ECB president Mario Draghi yesterday downplayed the potential impact of central banks being allowed to reject bank bonds guaranteed by bailed-out countries like Ireland, saying the money involved was "peanuts".
The comments came the day after Germany's powerful Bundesbank said it would no longer accept bank bonds guaranteed by Ireland, Greece and Portugal. Austria yesterday indicated it was planning to follow suit.
The two central banks were empowered to refuse the bonds because of a recent ECB decision to give eurozone central banks the freedom to reject bank bonds guaranteed by countries in bailout programmes.
"When all is said and done we are talking about peanuts," Mr Draghi said. "It's materially irrelevant... It's one of those things that was really overblown in communication terms."
Mr Draghi stressed the new freedoms applied only to a "very very restricted" set of bonds, and that government guarantees had only been extended to bank bonds "based on a crisis arrangement".
He defended the ECB's stance on the basis that national central banks were now taking on the risk for any bank bonds they accept which are covered by a guarantee from a bailed-out country.
Typically, the risks of money loaned through the ECB's 'main' operations is borne by the eurozone as a whole. "It seemed only natural to grant national central banks freedom since they were taking all the risks (for those bonds)," he said.

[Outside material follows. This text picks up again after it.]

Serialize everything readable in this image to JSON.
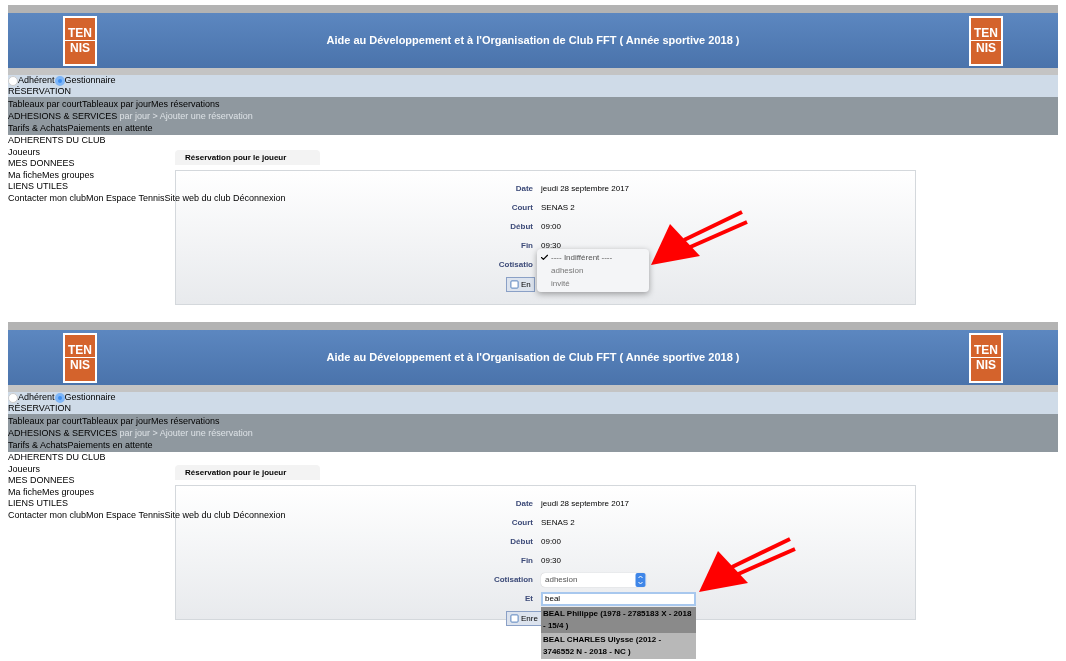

If enough national central banks refuse to accept bonds guaranteed by Ireland, then that could push down the price for those bonds since there will be less demand for them.